I am not sure if I am presenting in this post any real critique on Synergeia. But, trust me the teachers in the participatory design sessions were not very happy with it. I think we brought this message pretty clear to the project meetings, too.The study you are referring to was actually a massive survey from four or five countries. In design we need to get a bit deeper than to the level of “opinions”, which you achieve with a survey. This is why we conducted participatory design sessions and asked teachers to write diaries and user stories. These are much more valuable data for designer than the results from survey. When saying that the usability of Synegeia was poor and voting feature stupid I am referring to the deep group interviews of teachers and other people in the participatory design sessions and expert analyses of them.Finally, I assume you must know all the Synergeia users. 🙂 (ps. BSCW is of course pretty widely used).
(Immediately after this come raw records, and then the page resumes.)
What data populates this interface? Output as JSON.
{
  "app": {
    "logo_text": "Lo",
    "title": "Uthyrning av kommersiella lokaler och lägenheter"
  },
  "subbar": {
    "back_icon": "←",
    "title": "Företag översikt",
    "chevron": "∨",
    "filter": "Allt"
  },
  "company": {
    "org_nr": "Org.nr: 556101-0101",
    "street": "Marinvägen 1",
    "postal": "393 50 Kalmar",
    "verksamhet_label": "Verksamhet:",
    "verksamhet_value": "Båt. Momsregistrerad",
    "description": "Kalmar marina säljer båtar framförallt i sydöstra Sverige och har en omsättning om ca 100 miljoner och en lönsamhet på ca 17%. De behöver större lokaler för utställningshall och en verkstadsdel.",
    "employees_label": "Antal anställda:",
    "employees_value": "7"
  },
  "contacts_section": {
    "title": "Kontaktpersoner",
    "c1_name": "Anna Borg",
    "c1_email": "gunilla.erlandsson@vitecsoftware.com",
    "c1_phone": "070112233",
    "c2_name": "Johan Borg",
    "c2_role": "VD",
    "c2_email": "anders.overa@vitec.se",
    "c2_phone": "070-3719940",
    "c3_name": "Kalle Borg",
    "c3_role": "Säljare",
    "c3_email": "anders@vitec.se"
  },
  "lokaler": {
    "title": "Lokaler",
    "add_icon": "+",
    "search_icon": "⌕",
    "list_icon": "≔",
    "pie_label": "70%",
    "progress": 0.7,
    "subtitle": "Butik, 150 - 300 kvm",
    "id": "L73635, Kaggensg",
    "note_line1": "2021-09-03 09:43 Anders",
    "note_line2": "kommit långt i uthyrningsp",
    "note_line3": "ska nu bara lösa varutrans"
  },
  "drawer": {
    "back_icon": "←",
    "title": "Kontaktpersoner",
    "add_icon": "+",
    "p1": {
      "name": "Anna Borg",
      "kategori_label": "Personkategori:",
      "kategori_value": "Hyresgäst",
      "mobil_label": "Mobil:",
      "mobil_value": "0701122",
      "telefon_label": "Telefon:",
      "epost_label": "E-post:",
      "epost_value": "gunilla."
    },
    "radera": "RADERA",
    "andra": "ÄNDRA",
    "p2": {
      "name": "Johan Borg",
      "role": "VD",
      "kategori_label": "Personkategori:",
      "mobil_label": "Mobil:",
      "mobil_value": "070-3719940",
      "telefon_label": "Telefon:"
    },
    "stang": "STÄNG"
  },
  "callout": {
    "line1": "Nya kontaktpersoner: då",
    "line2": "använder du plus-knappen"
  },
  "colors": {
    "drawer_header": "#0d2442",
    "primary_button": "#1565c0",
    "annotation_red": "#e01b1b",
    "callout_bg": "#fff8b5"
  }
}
I have always regretted the conflict that arose between FLE and BSCL. I tried for awhile to resolve this conflict, but was not successful because of entrenched interests and institutional positions. Since I worked at the BSCW development group, I focused my energy on trying to innovate as much as I could on BSCL. In my writings, I have never tried to criticize FLE. Particularly in its interface appearance, FLE was always an appealing product. I maintain the greatest respect for the design work of Teemu and his colleagues.As a CSCL researcher, I became interested in collaborative negotiation. I wrote a theoretical paper on it and implemented an approach in BSCL. It is true that the negotiation support was probably never explored or used in the ITCOLE project. Many reasons can be given to explain that. I agree with Teemu that the surveys of teacher opinions did not provide much insight to guide further software development. So when I returned to the US, I tried the negotiation component of BSCL in my HCI class and had my students engage in (what might be called "participatory") design of extensions to that component. A Masters student from that class subsequently went to Germany to work with the BSCW group. A PhD student of mine is currently doing a dissertation on negotiation in group cognition.My book was explicitly intended to reflect on my own trajectory through CSCL research. I do not think it would have been appropriate in this context to write about either the design of FLE or the assessment of ITCOLE trials, since I was not centrally involved in either of these activities. I was involved in conceptualizing, designing and implementing BSCL, particularly its negotiation component. The chapters in my book about this document the development of my thinking about this. Clearly, the negotiation support in BSCL can be questioned in the ITCOLE context, and Teemu is certainly entitled to his opinions on that.I am pleased that I am continuing to work with colleagues in Finland, Norway and Germany on the complex issues that ITCOLE tried to address several years ago.As for wikis and blogs, I agree they are important tools and I use them quite a bit these days — see cscl-community.blogspot.com. However, I did not do any original research on these technologies during the decade covered by my book.